KOTA KINABALU, July 11 — Wildlife authorities have rescued an elephant calf, among the youngest they have come across, in a human-elephant conflict area in Tawau.
The young male jumbo, estimated to be less than a year old, was wandering alone at about 3pm yesterday when it was found by plantation workers in the Brumas oil palm area, who alerted their managers and called the authorities to rescue the animal.
Witnesses said that the animal was weak and seemed tired, but it was not aggressive when a team from the Sabah Wildlife Department came to take it away.
The elephant calf is currently under the care of wildlife rangers at the department’s Tawau base.
“The elephant found is very small and young, probably a few months and definitely less than a year. It will need a lot of attention and care if it is to survive,” said the source.
It has yet to be decided where the elephant calf will be kept, as it cannot be returned to the wild with an unfamiliar herd.
An elephant calf found alone is usually not a good sign for the species, indicating that its herd is either dead or faced some conflict that caused the calf to end up alone.
The Brumas area where the calf was found has experienced elephant encounters before, including an attack by a rogue bull elephant two years ago.
Oil palm plantations in the area also regularly report the presence of elephants despite a wildlife corridor that sometimes pose a danger to the crops and occasionally, the residents.
The east coast and interior of Sabah has seen an increase of human-wildlife conflict due to the rapid pace of development and land clearing.

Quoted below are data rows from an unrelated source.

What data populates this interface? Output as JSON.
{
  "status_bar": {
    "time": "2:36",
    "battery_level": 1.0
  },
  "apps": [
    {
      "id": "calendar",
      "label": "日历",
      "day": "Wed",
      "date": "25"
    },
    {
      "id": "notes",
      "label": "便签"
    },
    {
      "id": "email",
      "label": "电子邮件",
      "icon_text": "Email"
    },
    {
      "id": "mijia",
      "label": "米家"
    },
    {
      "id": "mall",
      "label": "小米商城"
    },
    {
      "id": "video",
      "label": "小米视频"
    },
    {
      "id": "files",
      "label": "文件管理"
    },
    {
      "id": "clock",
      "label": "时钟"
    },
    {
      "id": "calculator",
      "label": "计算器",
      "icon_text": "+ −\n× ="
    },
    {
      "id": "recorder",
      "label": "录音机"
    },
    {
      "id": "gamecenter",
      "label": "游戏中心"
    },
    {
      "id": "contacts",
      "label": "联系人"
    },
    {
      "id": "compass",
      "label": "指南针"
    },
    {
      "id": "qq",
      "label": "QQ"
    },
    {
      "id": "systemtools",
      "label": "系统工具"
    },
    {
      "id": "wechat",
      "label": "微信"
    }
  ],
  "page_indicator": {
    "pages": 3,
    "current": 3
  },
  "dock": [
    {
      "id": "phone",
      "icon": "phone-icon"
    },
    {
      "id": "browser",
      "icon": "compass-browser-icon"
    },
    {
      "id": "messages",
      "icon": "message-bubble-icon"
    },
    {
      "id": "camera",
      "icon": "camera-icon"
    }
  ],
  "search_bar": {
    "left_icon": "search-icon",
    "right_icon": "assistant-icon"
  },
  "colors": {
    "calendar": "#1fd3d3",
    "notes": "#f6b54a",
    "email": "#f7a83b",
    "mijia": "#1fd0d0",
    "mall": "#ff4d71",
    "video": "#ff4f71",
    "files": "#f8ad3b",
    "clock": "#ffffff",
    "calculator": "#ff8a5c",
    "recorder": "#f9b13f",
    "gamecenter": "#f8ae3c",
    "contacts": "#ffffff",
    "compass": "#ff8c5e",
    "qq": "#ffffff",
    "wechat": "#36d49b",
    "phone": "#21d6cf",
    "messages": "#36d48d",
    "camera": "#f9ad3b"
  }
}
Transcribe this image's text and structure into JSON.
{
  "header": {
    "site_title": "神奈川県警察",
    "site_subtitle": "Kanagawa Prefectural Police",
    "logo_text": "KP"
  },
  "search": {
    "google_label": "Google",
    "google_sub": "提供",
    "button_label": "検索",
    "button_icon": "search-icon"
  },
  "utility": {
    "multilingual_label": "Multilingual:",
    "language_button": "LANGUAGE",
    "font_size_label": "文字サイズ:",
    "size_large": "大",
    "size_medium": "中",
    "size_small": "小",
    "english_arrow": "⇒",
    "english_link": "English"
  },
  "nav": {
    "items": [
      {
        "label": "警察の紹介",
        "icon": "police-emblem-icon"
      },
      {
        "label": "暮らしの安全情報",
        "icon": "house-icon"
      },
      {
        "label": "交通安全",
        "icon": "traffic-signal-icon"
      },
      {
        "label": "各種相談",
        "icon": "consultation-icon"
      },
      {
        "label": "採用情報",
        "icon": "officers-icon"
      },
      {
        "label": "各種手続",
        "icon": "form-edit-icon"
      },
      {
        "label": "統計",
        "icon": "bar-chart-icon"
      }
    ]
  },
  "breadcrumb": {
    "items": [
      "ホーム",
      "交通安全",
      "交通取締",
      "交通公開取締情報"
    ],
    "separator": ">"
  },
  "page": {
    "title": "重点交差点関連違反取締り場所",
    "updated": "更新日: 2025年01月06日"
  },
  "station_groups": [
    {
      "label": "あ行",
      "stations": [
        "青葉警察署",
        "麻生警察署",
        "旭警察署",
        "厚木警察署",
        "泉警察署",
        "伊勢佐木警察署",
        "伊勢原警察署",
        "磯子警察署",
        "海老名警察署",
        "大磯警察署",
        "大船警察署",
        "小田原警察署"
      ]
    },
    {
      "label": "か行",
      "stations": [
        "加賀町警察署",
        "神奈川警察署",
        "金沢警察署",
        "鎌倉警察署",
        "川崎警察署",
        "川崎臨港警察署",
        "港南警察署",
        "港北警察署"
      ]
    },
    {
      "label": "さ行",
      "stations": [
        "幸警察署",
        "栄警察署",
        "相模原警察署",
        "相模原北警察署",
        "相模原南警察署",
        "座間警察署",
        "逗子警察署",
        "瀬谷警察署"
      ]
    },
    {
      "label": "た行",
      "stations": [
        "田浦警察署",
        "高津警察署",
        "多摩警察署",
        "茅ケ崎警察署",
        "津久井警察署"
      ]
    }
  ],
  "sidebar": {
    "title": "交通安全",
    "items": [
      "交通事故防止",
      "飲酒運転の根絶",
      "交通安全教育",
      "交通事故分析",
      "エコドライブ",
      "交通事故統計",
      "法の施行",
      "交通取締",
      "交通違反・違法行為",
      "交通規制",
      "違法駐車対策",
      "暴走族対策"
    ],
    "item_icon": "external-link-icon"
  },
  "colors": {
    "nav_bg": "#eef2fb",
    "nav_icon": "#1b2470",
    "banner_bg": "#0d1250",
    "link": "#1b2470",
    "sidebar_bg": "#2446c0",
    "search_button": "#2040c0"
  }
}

In between 2013 and 2016, 15 orphaned baby elephants were found on their own in Tawau, Lahad Datu, Telupid, Kinabatangan and Sandakan — areas known as a hotbed of human-elephant conflicts.
The Sabah Wildlife Department is currently under scrutiny following reports of an ill-managed Lok Kawi Wildlife Park where rehabilitated animals are kept, including 16 elephants.
The recent death of two of its captive elephants — a 15-year-old and a three-year-old calf — raised concerns about the department’s capability of looking after Sabah’s endangered animals.
Tourism, Culture and Environment minister Christina Liew said there was no conclusive cause of death except that the animals were sick and “not expected to live long”.
Sabah’s endemic elephant population has been dwindling. There are an estimated 1,500 Borneo Pygmy elephants left in the wild.
This year alone, 16 deaths were reported to authorities, with six of those in the last two months.
Liew said that post-mortem reports showed that they had died of an unknown disease, with no discernible external wounds.